-------- Dataset records

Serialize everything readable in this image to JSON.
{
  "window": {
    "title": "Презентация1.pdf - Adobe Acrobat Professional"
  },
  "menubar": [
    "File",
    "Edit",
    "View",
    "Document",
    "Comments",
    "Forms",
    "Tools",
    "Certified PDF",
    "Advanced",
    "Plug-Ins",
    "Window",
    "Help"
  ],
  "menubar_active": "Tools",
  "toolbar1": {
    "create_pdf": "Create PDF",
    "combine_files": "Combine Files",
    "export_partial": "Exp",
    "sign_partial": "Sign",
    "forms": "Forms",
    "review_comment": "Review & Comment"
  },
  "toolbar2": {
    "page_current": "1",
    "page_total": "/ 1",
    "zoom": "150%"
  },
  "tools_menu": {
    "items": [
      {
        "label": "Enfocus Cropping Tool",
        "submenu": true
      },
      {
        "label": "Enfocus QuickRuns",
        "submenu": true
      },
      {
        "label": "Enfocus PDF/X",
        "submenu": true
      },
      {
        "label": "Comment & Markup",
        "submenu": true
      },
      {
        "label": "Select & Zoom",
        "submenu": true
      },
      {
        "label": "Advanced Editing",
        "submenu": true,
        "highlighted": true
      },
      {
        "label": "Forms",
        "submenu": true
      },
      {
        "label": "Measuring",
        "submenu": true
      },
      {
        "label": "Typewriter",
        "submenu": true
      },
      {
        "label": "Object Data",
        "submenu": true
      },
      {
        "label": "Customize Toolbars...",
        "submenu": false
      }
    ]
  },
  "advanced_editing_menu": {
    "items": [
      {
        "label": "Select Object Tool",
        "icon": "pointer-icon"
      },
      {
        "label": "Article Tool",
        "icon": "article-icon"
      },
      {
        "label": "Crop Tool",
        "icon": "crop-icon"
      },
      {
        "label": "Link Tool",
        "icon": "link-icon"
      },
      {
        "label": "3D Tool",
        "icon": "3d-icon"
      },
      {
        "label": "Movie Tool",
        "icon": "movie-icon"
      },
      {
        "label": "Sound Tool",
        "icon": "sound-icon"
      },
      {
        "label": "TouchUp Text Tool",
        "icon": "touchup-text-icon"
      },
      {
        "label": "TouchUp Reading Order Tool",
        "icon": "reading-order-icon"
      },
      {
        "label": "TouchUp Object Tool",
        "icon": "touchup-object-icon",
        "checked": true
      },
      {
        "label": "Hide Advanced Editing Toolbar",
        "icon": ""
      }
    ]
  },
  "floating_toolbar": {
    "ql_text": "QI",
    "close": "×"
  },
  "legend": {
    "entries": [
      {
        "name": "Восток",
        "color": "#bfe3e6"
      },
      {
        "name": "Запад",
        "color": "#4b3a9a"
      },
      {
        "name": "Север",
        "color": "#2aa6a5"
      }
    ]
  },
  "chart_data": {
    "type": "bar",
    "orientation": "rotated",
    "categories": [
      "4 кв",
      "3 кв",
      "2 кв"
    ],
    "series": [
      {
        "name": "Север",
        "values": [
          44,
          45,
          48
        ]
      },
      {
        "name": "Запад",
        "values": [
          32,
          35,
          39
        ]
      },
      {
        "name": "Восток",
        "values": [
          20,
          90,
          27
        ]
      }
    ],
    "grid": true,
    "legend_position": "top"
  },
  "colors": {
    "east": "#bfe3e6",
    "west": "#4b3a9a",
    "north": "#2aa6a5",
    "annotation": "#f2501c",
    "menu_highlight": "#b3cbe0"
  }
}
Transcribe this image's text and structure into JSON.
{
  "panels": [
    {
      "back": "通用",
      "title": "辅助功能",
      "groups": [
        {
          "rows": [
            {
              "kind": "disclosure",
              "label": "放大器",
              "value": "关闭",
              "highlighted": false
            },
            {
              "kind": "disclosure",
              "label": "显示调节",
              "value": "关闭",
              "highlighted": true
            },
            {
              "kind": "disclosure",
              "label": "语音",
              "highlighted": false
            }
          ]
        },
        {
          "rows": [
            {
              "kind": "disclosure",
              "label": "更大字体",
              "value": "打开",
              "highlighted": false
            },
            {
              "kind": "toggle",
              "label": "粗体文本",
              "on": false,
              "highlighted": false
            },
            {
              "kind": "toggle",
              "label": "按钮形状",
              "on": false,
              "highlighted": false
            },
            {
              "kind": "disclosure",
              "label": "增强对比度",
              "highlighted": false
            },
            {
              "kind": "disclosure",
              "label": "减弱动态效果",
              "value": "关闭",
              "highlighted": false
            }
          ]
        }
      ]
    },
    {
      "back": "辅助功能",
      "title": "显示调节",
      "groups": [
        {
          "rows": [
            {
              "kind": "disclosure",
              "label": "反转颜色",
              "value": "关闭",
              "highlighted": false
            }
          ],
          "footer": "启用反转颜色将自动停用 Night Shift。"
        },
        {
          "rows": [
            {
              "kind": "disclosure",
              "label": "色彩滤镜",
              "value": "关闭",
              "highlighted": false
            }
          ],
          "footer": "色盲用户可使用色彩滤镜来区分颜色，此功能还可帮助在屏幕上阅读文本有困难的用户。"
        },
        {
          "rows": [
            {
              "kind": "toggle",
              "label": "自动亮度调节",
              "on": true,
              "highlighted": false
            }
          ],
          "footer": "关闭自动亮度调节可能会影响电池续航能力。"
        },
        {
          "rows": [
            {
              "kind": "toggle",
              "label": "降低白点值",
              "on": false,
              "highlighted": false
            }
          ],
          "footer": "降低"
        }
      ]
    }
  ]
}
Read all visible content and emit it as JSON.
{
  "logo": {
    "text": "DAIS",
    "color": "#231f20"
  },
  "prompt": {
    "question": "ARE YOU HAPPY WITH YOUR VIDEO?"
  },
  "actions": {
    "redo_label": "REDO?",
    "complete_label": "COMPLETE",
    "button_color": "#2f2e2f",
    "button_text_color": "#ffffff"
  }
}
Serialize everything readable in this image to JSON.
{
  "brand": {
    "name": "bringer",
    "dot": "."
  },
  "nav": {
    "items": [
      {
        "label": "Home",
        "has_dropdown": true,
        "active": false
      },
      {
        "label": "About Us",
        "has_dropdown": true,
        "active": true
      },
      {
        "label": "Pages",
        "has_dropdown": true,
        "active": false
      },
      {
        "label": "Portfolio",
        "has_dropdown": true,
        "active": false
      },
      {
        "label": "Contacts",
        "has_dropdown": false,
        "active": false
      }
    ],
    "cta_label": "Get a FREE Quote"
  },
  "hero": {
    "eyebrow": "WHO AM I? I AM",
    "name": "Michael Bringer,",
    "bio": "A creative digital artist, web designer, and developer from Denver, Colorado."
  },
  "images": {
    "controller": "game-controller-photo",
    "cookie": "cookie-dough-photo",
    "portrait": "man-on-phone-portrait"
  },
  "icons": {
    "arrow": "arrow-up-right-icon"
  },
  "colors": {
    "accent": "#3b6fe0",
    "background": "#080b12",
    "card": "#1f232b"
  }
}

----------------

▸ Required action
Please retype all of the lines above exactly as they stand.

▸ Exercise response
Serialize everything readable in this image to JSON.
{
  "window": {
    "title": "Презентация1.pdf - Adobe Acrobat Professional"
  },
  "menubar": [
    "File",
    "Edit",
    "View",
    "Document",
    "Comments",
    "Forms",
    "Tools",
    "Certified PDF",
    "Advanced",
    "Plug-Ins",
    "Window",
    "Help"
  ],
  "menubar_active": "Tools",
  "toolbar1": {
    "create_pdf": "Create PDF",
    "combine_files": "Combine Files",
    "export_partial": "Exp",
    "sign_partial": "Sign",
    "forms": "Forms",
    "review_comment": "Review & Comment"
  },
  "toolbar2": {
    "page_current": "1",
    "page_total": "/ 1",
    "zoom": "150%"
  },
  "tools_menu": {
    "items": [
      {
        "label": "Enfocus Cropping Tool",
        "submenu": true
      },
      {
        "label": "Enfocus QuickRuns",
        "submenu": true
      },
      {
        "label": "Enfocus PDF/X",
        "submenu": true
      },
      {
        "label": "Comment & Markup",
        "submenu": true
      },
      {
        "label": "Select & Zoom",
        "submenu": true
      },
      {
        "label": "Advanced Editing",
        "submenu": true,
        "highlighted": true
      },
      {
        "label": "Forms",
        "submenu": true
      },
      {
        "label": "Measuring",
        "submenu": true
      },
      {
        "label": "Typewriter",
        "submenu": true
      },
      {
        "label": "Object Data",
        "submenu": true
      },
      {
        "label": "Customize Toolbars...",
        "submenu": false
      }
    ]
  },
  "advanced_editing_menu": {
    "items": [
      {
        "label": "Select Object Tool",
        "icon": "pointer-icon"
      },
      {
        "label": "Article Tool",
        "icon": "article-icon"
      },
      {
        "label": "Crop Tool",
        "icon": "crop-icon"
      },
      {
        "label": "Link Tool",
        "icon": "link-icon"
      },
      {
        "label": "3D Tool",
        "icon": "3d-icon"
      },
      {
        "label": "Movie Tool",
        "icon": "movie-icon"
      },
      {
        "label": "Sound Tool",
        "icon": "sound-icon"
      },
      {
        "label": "TouchUp Text Tool",
        "icon": "touchup-text-icon"
      },
      {
        "label": "TouchUp Reading Order Tool",
        "icon": "reading-order-icon"
      },
      {
        "label": "TouchUp Object Tool",
        "icon": "touchup-object-icon",
        "checked": true
      },
      {
        "label": "Hide Advanced Editing Toolbar",
        "icon": ""
      }
    ]
  },
  "floating_toolbar": {
    "ql_text": "QI",
    "close": "×"
  },
  "legend": {
    "entries": [
      {
        "name": "Восток",
        "color": "#bfe3e6"
      },
      {
        "name": "Запад",
        "color": "#4b3a9a"
      },
      {
        "name": "Север",
        "color": "#2aa6a5"
      }
    ]
  },
  "chart_data": {
    "type": "bar",
    "orientation": "rotated",
    "categories": [
      "4 кв",
      "3 кв",
      "2 кв"
    ],
    "series": [
      {
        "name": "Север",
        "values": [
          44,
          45,
          48
        ]
      },
      {
        "name": "Запад",
        "values": [
          32,
          35,
          39
        ]
      },
      {
        "name": "Восток",
        "values": [
          20,
          90,
          27
        ]
      }
    ],
    "grid": true,
    "legend_position": "top"
  },
  "colors": {
    "east": "#bfe3e6",
    "west": "#4b3a9a",
    "north": "#2aa6a5",
    "annotation": "#f2501c",
    "menu_highlight": "#b3cbe0"
  }
}
Transcribe this image's text and structure into JSON.
{
  "panels": [
    {
      "back": "通用",
      "title": "辅助功能",
      "groups": [
        {
          "rows": [
            {
              "kind": "disclosure",
              "label": "放大器",
              "value": "关闭",
              "highlighted": false
            },
            {
              "kind": "disclosure",
              "label": "显示调节",
              "value": "关闭",
              "highlighted": true
            },
            {
              "kind": "disclosure",
              "label": "语音",
              "highlighted": false
            }
          ]
        },
        {
          "rows": [
            {
              "kind": "disclosure",
              "label": "更大字体",
              "value": "打开",
              "highlighted": false
            },
            {
              "kind": "toggle",
              "label": "粗体文本",
              "on": false,
              "highlighted": false
            },
            {
              "kind": "toggle",
              "label": "按钮形状",
              "on": false,
              "highlighted": false
            },
            {
              "kind": "disclosure",
              "label": "增强对比度",
              "highlighted": false
            },
            {
              "kind": "disclosure",
              "label": "减弱动态效果",
              "value": "关闭",
              "highlighted": false
            }
          ]
        }
      ]
    },
    {
      "back": "辅助功能",
      "title": "显示调节",
      "groups": [
        {
          "rows": [
            {
              "kind": "disclosure",
              "label": "反转颜色",
              "value": "关闭",
              "highlighted": false
            }
          ],
          "footer": "启用反转颜色将自动停用 Night Shift。"
        },
        {
          "rows": [
            {
              "kind": "disclosure",
              "label": "色彩滤镜",
              "value": "关闭",
              "highlighted": false
            }
          ],
          "footer": "色盲用户可使用色彩滤镜来区分颜色，此功能还可帮助在屏幕上阅读文本有困难的用户。"
        },
        {
          "rows": [
            {
              "kind": "toggle",
              "label": "自动亮度调节",
              "on": true,
              "highlighted": false
            }
          ],
          "footer": "关闭自动亮度调节可能会影响电池续航能力。"
        },
        {
          "rows": [
            {
              "kind": "toggle",
              "label": "降低白点值",
              "on": false,
              "highlighted": false
            }
          ],
          "footer": "降低"
        }
      ]
    }
  ]
}
Read all visible content and emit it as JSON.
{
  "logo": {
    "text": "DAIS",
    "color": "#231f20"
  },
  "prompt": {
    "question": "ARE YOU HAPPY WITH YOUR VIDEO?"
  },
  "actions": {
    "redo_label": "REDO?",
    "complete_label": "COMPLETE",
    "button_color": "#2f2e2f",
    "button_text_color": "#ffffff"
  }
}
Serialize everything readable in this image to JSON.
{
  "brand": {
    "name": "bringer",
    "dot": "."
  },
  "nav": {
    "items": [
      {
        "label": "Home",
        "has_dropdown": true,
        "active": false
      },
      {
        "label": "About Us",
        "has_dropdown": true,
        "active": true
      },
      {
        "label": "Pages",
        "has_dropdown": true,
        "active": false
      },
      {
        "label": "Portfolio",
        "has_dropdown": true,
        "active": false
      },
      {
        "label": "Contacts",
        "has_dropdown": false,
        "active": false
      }
    ],
    "cta_label": "Get a FREE Quote"
  },
  "hero": {
    "eyebrow": "WHO AM I? I AM",
    "name": "Michael Bringer,",
    "bio": "A creative digital artist, web designer, and developer from Denver, Colorado."
  },
  "images": {
    "controller": "game-controller-photo",
    "cookie": "cookie-dough-photo",
    "portrait": "man-on-phone-portrait"
  },
  "icons": {
    "arrow": "arrow-up-right-icon"
  },
  "colors": {
    "accent": "#3b6fe0",
    "background": "#080b12",
    "card": "#1f232b"
  }
}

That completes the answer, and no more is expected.